  • Saving time on keyword research by using the same keywords for both campaigns
  • Speeding up your SEO campaign with PPC retargeting and lead generation efforts
  • Optimizing your landing pages with both SEO and PPC in mind

9. Staying up-to-date on algorithm changes

Staying ahead of search engine algorithm updates is crucial. These updates can significantly impact your performance for both paid search and SEO, often without warning. However, having both strategies on Google Ads and or Bing Ads offers a layer of protection against potential negative impacts.

When an algorithm update affects your site’s organic search performance, a robust paid search campaign can keep your traffic steady and your leads coming in. Conversely, if changes in the advertising landscape impact your paid search results, a strong SEO foundation ensures you still maintain visibility and attract organic traffic.

This dual-strategy approach mitigates risks associated with algorithm changes and provides a balanced marketing ecosystem. By adapting both your SEO and paid search strategies accordingly, you can safeguard your online presence and continue to drive results.

10. Technical SEO and web page optimization

Optimizing web pages through technical SEO can both boost your site’s organic search rankings and benefit your paid search efforts.

This includes:

  • Improving page speed
  • Ensuring mobile responsiveness
  • Securing your site with HTTPS

Such optimizations lead to a higher Quality Score, reducing your cost per click (CPC) and enhancing ad placement. 

Moreover, optimized landing pages reduce bounce rates and increase user engagement, directly contributing to higher conversion rates. 

Integrating SEO insights into your landing pages makes them more relevant to both paid and organic searches, creating a cohesive user journey from click to conversion.

 What’s a good mix for SEO and paid search traffic?

It can be difficult to know what a good mix is for SEO and paid search. 

“While there is no magic number or percentage for paid and organic split, it is wise to assess whether you are extremely skewed in one direction or the other,” explains Palmer. “If 80% of your traffic is organic, you may be missing out on an opportunity to increase revenue through more paid search. If 80% of your traffic is paid search, you may be hurting your margins and need to work on your SEO strategy.”

Palmer suggests analyzing your marketing efficiency ratio (MER ) to assess if the percentage of your paid ad spend is profitable based on your business margins. “This will help you understand how much you can afford to spend on paid search without hurting your bottom line,” she says.

The takeaway

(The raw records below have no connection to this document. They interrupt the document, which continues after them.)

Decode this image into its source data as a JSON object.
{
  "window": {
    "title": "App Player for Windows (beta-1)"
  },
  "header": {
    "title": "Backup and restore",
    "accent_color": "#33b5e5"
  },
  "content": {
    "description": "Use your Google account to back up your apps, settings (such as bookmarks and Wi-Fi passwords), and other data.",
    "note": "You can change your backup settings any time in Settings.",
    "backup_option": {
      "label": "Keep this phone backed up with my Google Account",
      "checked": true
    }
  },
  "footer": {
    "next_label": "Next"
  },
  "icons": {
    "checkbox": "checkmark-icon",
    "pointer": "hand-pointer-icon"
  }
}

SEO and PPC coexist well, and they can enhance one another with results greater than the sum of their parts. 

In this way, they complement one another, improve your bottom line, and help your overall program succeed. 

This article has been updated and was originally published in September 2022.

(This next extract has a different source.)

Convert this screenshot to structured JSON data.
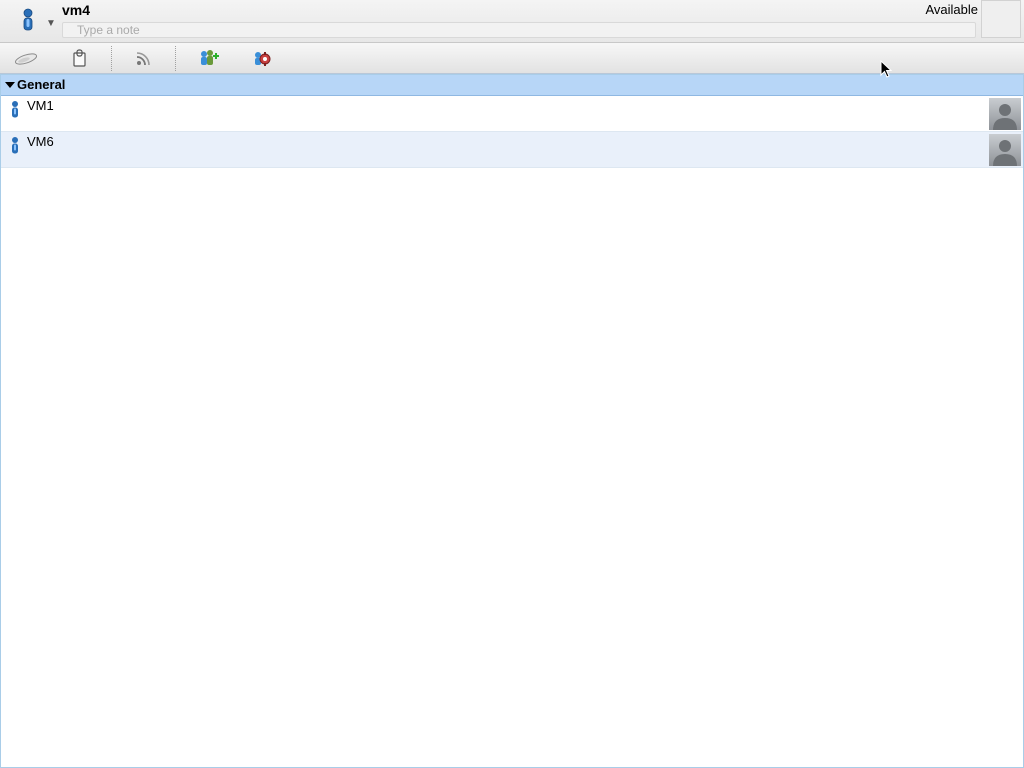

Shire Lyon

Shire Lyon

Shire is a passionate writer and marketer with over eight years of experience as a writer and digital marketer. She's well-versed in SEO, PPC, and social media, helping businesses both big and small grow and scale. On her downtime, she enjoys hiking, cooking, gardening, reading, and sailing.